- EHR adoption rates among ophthalmologists are up to 72.1 percent, according to a survey published in JAMA Ophthalmology, but satisfaction is on the decline due to significant documentation and usability concerns.
A research team headed by Michele C. Lim, MD, collected responses from 348 ophthalmologists between 2015 and 2016. The questions assessed subjective changes in financial outcomes, clinical productivity, and EHR documentation accuracy.
The survey measured productivity as the number of patients seen per day. More than half of respondents to the 2016 survey reported a decrease in productivity related to their EHR use.
Forty-four percent of respondents said that their overall experience using EHRs in their practice was worse than using paper records.
Although respondents reported generally negative feelings toward EHR use and productivity, researchers found their answers contradictory to the results of previous studies performed.
The researchers note 3 prior studies of large ophthalmology practices that showed no change in productivity after EHR implementation.
“The perception of productivity decline may be partially owing to the multiple tasks that are required to obtain incentive payments,” the researchers state, such as those available from the first two stages of the EHR Incentive Programs.
The volume of documentation physicians must complete after seeing each patient, and the time it takes to do so, may be the reason they perceive a loss in productivity. A survey from the American Medical Association found that for every hour physicians spend with patients, they spend two hours on EHR documentation and other desk work.
As the researchers note, EHRs have several tools that are meant to increase efficiency, including copy forward, drop-down menus, pick lists, and templates. However, these shortcuts often cause more harm than good when it comes to entering patient information.
The survey also asked respondents to assess how often documentation errors, such as entering contradictory information or entering data for the wrong patient, occurred when using their EHRs. Sixty percent responded “sometimes” or “frequently,” while only 34 percent responded “rarely.”
Eighty-eight percent of respondents to the survey said their EHR has a copy forward function, and over half reported documentation errors.
“These errors can reduce the utility of electronic documentation when clinicians begin to doubt the veracity of what was entered,” the researchers write.
A 2017 EHR usability study from the National Institute of Standards and Technology (NIST) found that the copy-and-paste function in EHRs has introduced widespread safety issues in healthcare.

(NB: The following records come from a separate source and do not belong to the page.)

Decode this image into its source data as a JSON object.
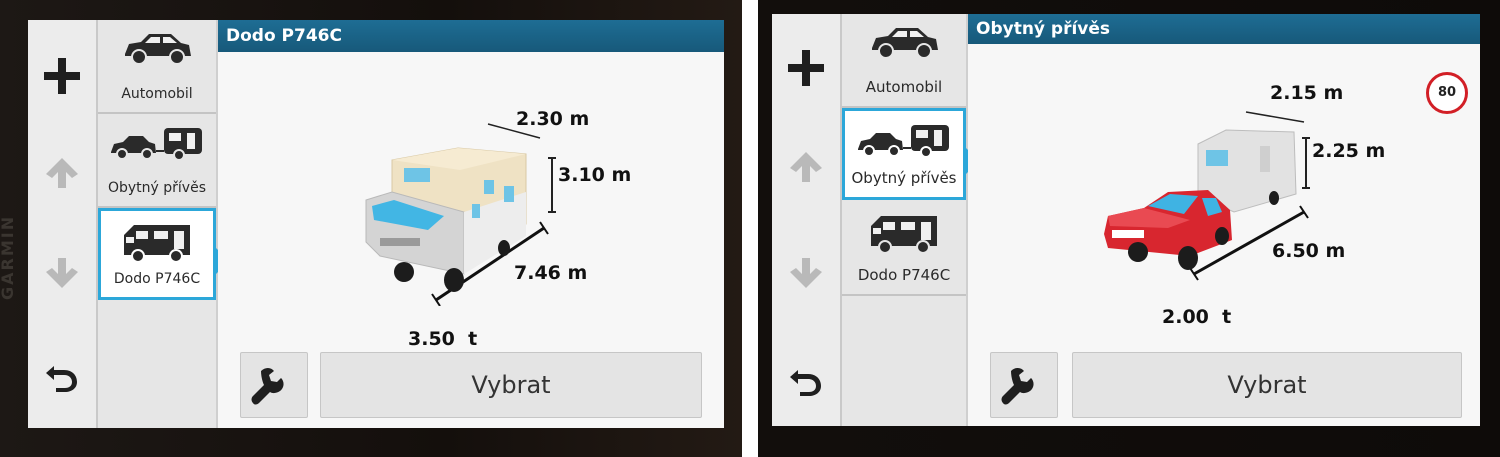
{
  "screens": [
    {
      "title": "Dodo P746C",
      "vehicles": [
        {
          "label": "Automobil",
          "icon": "car-icon"
        },
        {
          "label": "Obytný přívěs",
          "icon": "car-caravan-icon"
        },
        {
          "label": "Dodo P746C",
          "icon": "motorhome-icon"
        }
      ],
      "selected_vehicle": "Dodo P746C",
      "width": "2.30 m",
      "height": "3.10 m",
      "length": "7.46 m",
      "weight": "3.50  t",
      "select_label": "Vybrat",
      "bezel_brand": "GARMIN"
    },
    {
      "title": "Obytný přívěs",
      "vehicles": [
        {
          "label": "Automobil",
          "icon": "car-icon"
        },
        {
          "label": "Obytný přívěs",
          "icon": "car-caravan-icon"
        },
        {
          "label": "Dodo P746C",
          "icon": "motorhome-icon"
        }
      ],
      "selected_vehicle": "Obytný přívěs",
      "width": "2.15 m",
      "height": "2.25 m",
      "length": "6.50 m",
      "weight": "2.00  t",
      "speed_limit": "80",
      "select_label": "Vybrat"
    }
  ],
  "colors": {
    "accent": "#2ca7d9",
    "titlebar": "#1a6489",
    "speed_ring": "#d21f26",
    "car_red": "#d8262f"
  }
}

Additionally, in 2016, the American Medical Informatics Association stated that increased documentation requirements are what drive physicians to use the copy-and-paste function.
Other noteworthy findings from the survey include:
- Almost 80 percent of respondents felt that overall practice costs had increased after EHR adoption
- Forty-one percent thought that net practice revenue had decreased after EHR adoption, while only 9 percent thought it had increased
- Twenty-five percent of respondents believed EHRs make it easier to provide quality care than paper records, while 35 percent believed EHRs make quality care harder
- Fifty-five percent of respondents stated that they would recommend their EHR to an ophthalmologist
- Only seventy-one percent of respondents said that their practice has policies or guidelines to oversee EHR documentation accuracy
The survey suggests a need for improvement in EHR usability, including faster, more accurate data entry, the researchers suggested.
Organizations may have to make significant improvements to their EHRs in order to streamline documentation processes for providers, which could include better data governance and documentation improvement guidelines.
Data governance, the process of managing data assets throughout their lifecycles to ensure quality and integrity, starts with recognizing the need for a plan at the very highest level. Organizations that view data governance as a top priority for every level are more likely to succeed.
Organizations can also begin to develop a cross-departmental governance team, which should include EHR optimizers and technical staff, financial leaders, and big data analysts. Providers should also create benchmarks to measure their progress, and each team member should have a set of tasks and responsibilities.
Additionally, organizations can improve documentation guidelines by regularly training end-users about optimal data integrity and data entry practices. This will ensure that providers are accurately capturing clinical quality and patient information.
“Assessing the rate of EHR adoption and ophthalmologists’ perceptions on financial and clinical productivity is important in understanding how to direct future design and health care policy,” the researchers concluded.